According to South Korean lawmaker Rhee Cheol-hee, North Korean hackers penetrated South Korea’s defense ministry in September 2016, pilfering documents that included both U.S. and South Korean war plans, reports to senior commanders, special forces deployment plans, and data about power plants and military facilities.
“Mr. Rhee belongs to South Korea’s ruling party and sits on its parliament’s defense committee. He said some 235 gigabytes of military documents had been stolen from the Defense Integrated Data Center, and that 80% of them have yet to be identified,” the BBC reports.
The BBC goes on to note that South Korea officially admitted to a large data theft by suspected North Korean hackers in May, but did not provide details on what was stolen. The Defense Ministry refused to comment on Rhee’s statement, while North Korea consistently accuses South Korea of “fabricating” hacking allegations.

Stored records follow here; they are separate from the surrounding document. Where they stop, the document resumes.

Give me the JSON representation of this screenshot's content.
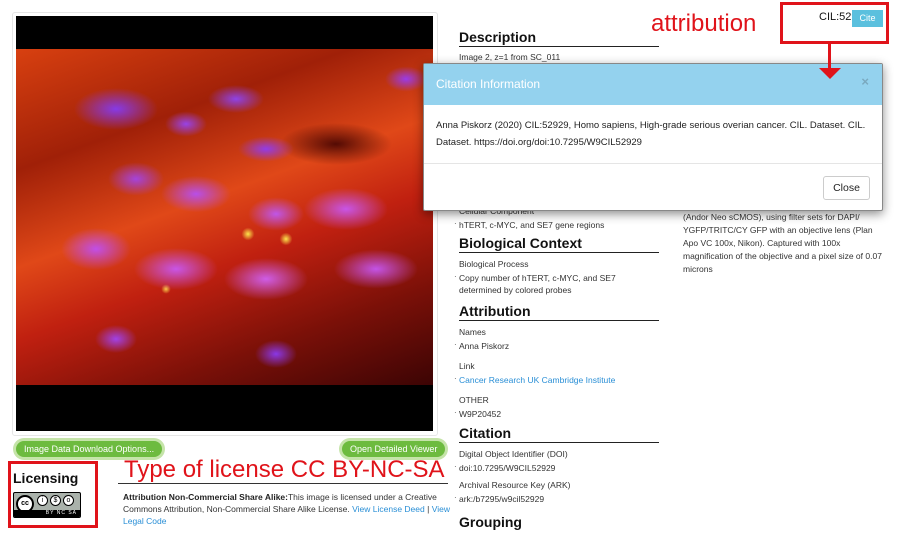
{
  "image_panel": {
    "image_alt": "fluorescence-microscopy-image",
    "download_button": "Image Data Download Options...",
    "viewer_button": "Open Detailed Viewer"
  },
  "licensing": {
    "heading": "Licensing",
    "badge_text": "BY NC SA",
    "badge_icon": "cc-by-nc-sa-icon",
    "title": "Attribution Non-Commercial Share Alike:",
    "text": "This image is licensed under a Creative Commons Attribution, Non-Commercial Share Alike License. ",
    "link_deed": "View License Deed",
    "separator": " | ",
    "link_legal": "View Legal Code"
  },
  "description": {
    "heading": "Description",
    "text": "Image 2, z=1 from SC_011"
  },
  "cellular_component": {
    "label": "Cellular Component",
    "value": "hTERT, c-MYC, and SE7 gene regions"
  },
  "biological_context": {
    "heading": "Biological Context",
    "label": "Biological Process",
    "value": "Copy number of hTERT, c-MYC, and SE7 determined by colored probes"
  },
  "attribution": {
    "heading": "Attribution",
    "names_label": "Names",
    "names_value": "Anna Piskorz",
    "link_label": "Link",
    "link_value": "Cancer Research UK Cambridge Institute",
    "other_label": "OTHER",
    "other_value": "W9P20452"
  },
  "citation": {
    "heading": "Citation",
    "doi_label": "Digital Object Identifier (DOI)",
    "doi_value": "doi:10.7295/W9CIL52929",
    "ark_label": "Archival Resource Key (ARK)",
    "ark_value": "ark:/b7295/w9cil52929"
  },
  "grouping": {
    "heading": "Grouping"
  },
  "right_column": {
    "text": "(Andor Neo sCMOS), using filter sets for DAPI/ YGFP/TRITC/CY GFP with an objective lens (Plan Apo VC 100x, Nikon). Captured with 100x magnification of the objective and a pixel size of 0.07 microns"
  },
  "header": {
    "cil_id": "CIL:52929",
    "cil_sup": "*",
    "cite_button": "Cite"
  },
  "modal": {
    "title": "Citation Information",
    "close_x": "×",
    "body": "Anna Piskorz (2020) CIL:52929, Homo sapiens, High-grade serious overian cancer. CIL. Dataset. CIL. Dataset. https://doi.org/doi:10.7295/W9CIL52929",
    "close_button": "Close"
  },
  "annotations": {
    "attribution_label": "attribution",
    "license_label": "Type of license  CC BY-NC-SA",
    "color": "#e0131a"
  }
}
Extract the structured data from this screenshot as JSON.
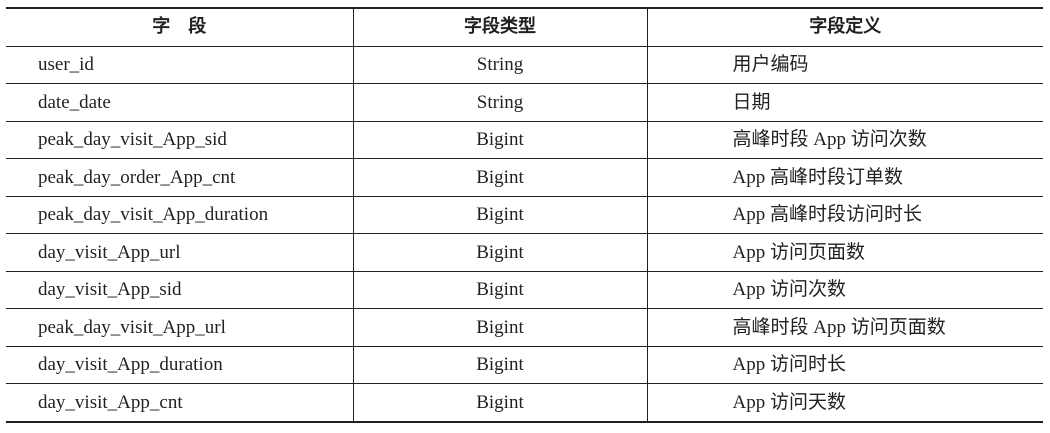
{
  "table": {
    "headers": [
      "字　段",
      "字段类型",
      "字段定义"
    ],
    "rows": [
      {
        "name": "user_id",
        "type": "String",
        "definition": "用户编码"
      },
      {
        "name": "date_date",
        "type": "String",
        "definition": "日期"
      },
      {
        "name": "peak_day_visit_App_sid",
        "type": "Bigint",
        "definition": "高峰时段 App 访问次数"
      },
      {
        "name": "peak_day_order_App_cnt",
        "type": "Bigint",
        "definition": "App 高峰时段订单数"
      },
      {
        "name": "peak_day_visit_App_duration",
        "type": "Bigint",
        "definition": "App 高峰时段访问时长"
      },
      {
        "name": "day_visit_App_url",
        "type": "Bigint",
        "definition": "App 访问页面数"
      },
      {
        "name": "day_visit_App_sid",
        "type": "Bigint",
        "definition": "App 访问次数"
      },
      {
        "name": "peak_day_visit_App_url",
        "type": "Bigint",
        "definition": "高峰时段 App 访问页面数"
      },
      {
        "name": "day_visit_App_duration",
        "type": "Bigint",
        "definition": "App 访问时长"
      },
      {
        "name": "day_visit_App_cnt",
        "type": "Bigint",
        "definition": "App 访问天数"
      }
    ]
  }
}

The New York Times notes that Rhee said about 300 lower-classification documents were stolen but did not know if any of the most highly classified documents at the Defense Ministry were compromised.
The Pentagon said on Tuesday it was aware of the reports about North Korea stealing wartime operational plans, but said all critical information remains secure.
“I can assure you that we are confident in the security of our operations plans and our ability to deal with any threat from North Korea. The ROK-U.S. alliance remains steadfast in their commitment to make sure they safeguard that information and ensure readiness on the Korean Peninsula to counter any North Korean threats,” said Army Colonel Rob Manning, a Pentagon spokesman.
The Fox report also mentions a massive theft of the cryptocurrency Bitcoin, valued at roughly $5.3 million, from a South Korean exchange called Yapizon that occurred in May as well. Outside security analysts said the theft looked like the work of North Korean hackers, who have been working hard to accumulate a Bitcoin “war chest” as sanctions by the United States and United Nations grow tighter. In fact, for much of the past year, it was thought North Korean hackers had become more interested in making money for the heavily sanctioned regime than stealing data or disrupting electronic infrastructure in adversary nations.
In June 2016, South Korean law enforcement accused North Korea of hacking over 140,000 computers at 160 South Korean private firms and public agencies over the preceding two years, in the early stages of a long-term plan to wage all-out cyber warfare against the South. Much of the material stolen in these hacks was described as defense-related. Other intrusions appeared to be reconnaissance for larger attacks to come.